May 19, 2024

Navigating the Legal Landscape: Understanding UK Regulations on Japanese Knotweed

Japanese knotweed, an invasive plant species, has been causing significant problems for UK landowners and environmentalists alike. This article aims to shed light on the legal implications surrounding this tenacious plant and the responsibilities of landowners in the UK.


Japanese knotweed, also known as Fallopia japonica, is a resilient perennial plant. Introduced to the UK as an ornamental specimen, it soon revealed its aggressive nature, becoming a serious issue for property owners due to its rapid spread and potential to cause structural damage.

Legal Implications for Landowners

In the UK, the presence of Japanese knotweed can lead to a myriad of legal challenges. While it is not unlawful to have Japanese knotweed on your property, it is your legal duty to prevent it from spreading to adjacent properties. Failure to comply could result in legal proceedings under private nuisance laws.
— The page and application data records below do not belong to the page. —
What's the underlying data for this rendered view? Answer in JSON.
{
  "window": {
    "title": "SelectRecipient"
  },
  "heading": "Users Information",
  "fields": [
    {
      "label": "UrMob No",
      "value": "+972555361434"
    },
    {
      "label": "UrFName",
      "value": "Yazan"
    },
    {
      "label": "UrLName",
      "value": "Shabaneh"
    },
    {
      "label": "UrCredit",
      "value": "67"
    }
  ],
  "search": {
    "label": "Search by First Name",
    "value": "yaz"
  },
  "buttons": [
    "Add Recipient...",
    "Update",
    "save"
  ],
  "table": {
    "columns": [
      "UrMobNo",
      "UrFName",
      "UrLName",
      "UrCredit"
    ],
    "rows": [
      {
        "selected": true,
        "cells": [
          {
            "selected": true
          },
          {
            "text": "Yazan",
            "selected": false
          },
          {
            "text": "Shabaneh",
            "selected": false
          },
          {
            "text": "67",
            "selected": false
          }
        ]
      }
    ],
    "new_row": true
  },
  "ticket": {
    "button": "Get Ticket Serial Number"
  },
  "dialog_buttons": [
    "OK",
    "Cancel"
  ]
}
Governing Legislation

Wildlife and Countryside Act 1981

The Wildlife and Countryside Act 1981 categorises it as an offence to purposely plant or cause Japanese knotweed to flourish in the wild. Although this does not directly apply to private properties, it highlights the severity with which the plant is regarded.

Environmental Protection Act 1990
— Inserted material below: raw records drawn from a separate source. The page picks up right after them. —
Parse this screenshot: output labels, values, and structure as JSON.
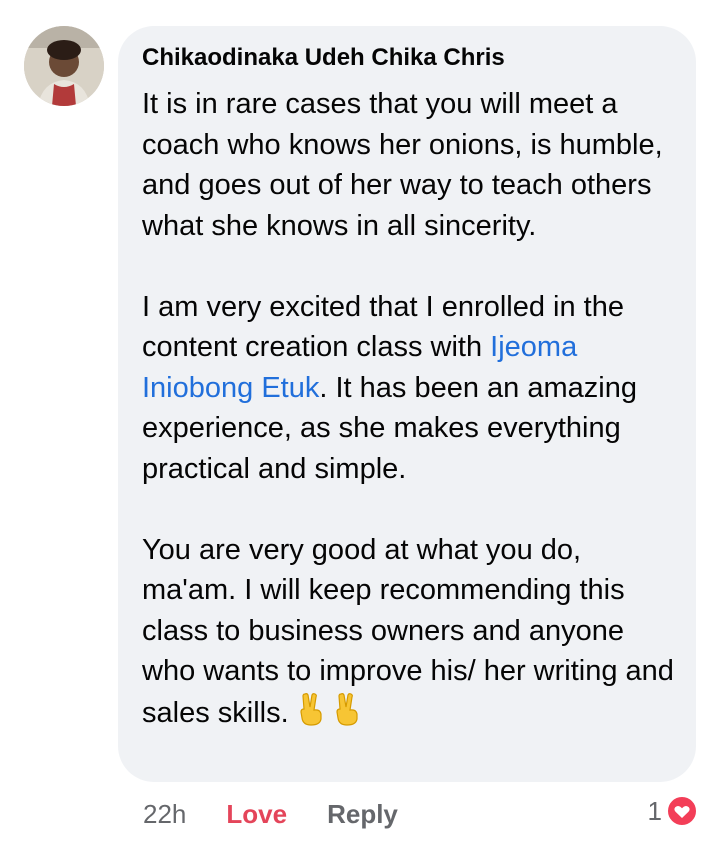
{
  "comment": {
    "author": "Chikaodinaka Udeh Chika Chris",
    "paragraph1": "It is in rare cases that you will meet a coach who knows her onions, is humble, and goes out of her way to teach others what she knows in all sincerity.",
    "paragraph2_before": "I am very excited that I enrolled in the content creation class with ",
    "mention": "Ijeoma Iniobong Etuk",
    "paragraph2_after": ". It has been an amazing experience, as she makes everything practical and simple.",
    "paragraph3": "You are very good at what you do, ma'am. I will keep recommending this class to business owners and anyone who wants to improve his/ her writing and sales skills.",
    "emojis": [
      "victory-hand-icon",
      "victory-hand-icon"
    ]
  },
  "actions": {
    "time": "22h",
    "love_label": "Love",
    "reply_label": "Reply"
  },
  "reactions": {
    "count": "1",
    "icon": "love-reaction-icon"
  },
  "colors": {
    "bubble": "#f0f2f5",
    "mention": "#216fdb",
    "love": "#e4455a",
    "muted": "#65676b"
  }
}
Under the Environmental Protection Act 1990, Japanese knotweed is labelled as ‘controlled waste.’ Any off-site disposal must occur at licensed landfill sites and abide by stringent conditions to prevent further spreading.

How to Handle Japanese Knotweed

Identification and Assessment

Accurate identification is the first step in managing Japanese knotweed. However, this can be challenging, as the plant’s lifecycle alters its appearance throughout the seasons.

Professional Removal and Treatment

Due to the complex nature of the plant, professional help is strongly advised for the removal of Japanese knotweed. This often involves chemical treatments or physical removal methods, such as excavation.

Legal Obligations for Landowners

Landowners must take active steps to control and prevent the spread of Japanese knotweed. If a landowner allows the plant to spread onto another’s property, they could be held accountable for damages under private nuisance laws.

Case Studies and Legal Precedents

There have been numerous high-profile cases that have set precedents for how Japanese knotweed is legally handled in the UK. A landmark case in 2018, found that landowners could be sued for the encroachment of Japanese knotweed which significantly impacts property value and enjoyment of the property.

Preventive Measures and Best Practices

Regular Surveillance and Management Plans

Regular monitoring of properties for signs of Japanese knotweed is crucial. Implementing a long-term management plan is recommended for early detection and control.

Legal Compliance and Documentation

Keeping records of treatment and management can prove vital in legal scenarios. Documentation should include identification reports, treatment plan details, and evidence of compliance with disposal regulations.


The presence of Japanese knotweed on a property is not just a horticultural issue but a legal one. Understanding the laws and regulations is crucial for landowners to avoid legal pitfalls. By proactively managing this invasive species, property owners can protect themselves from legal repercussions and preserve the value of their property.

In conclusion, dealing with Japanese Knotweed is a complicated task that requires diligence, professional help, and a keen understanding of UK laws and regulations. Landowners are urged to take this issue seriously to avoid potential legal repercussions and to preserve the integrity of their property and the surrounding environment.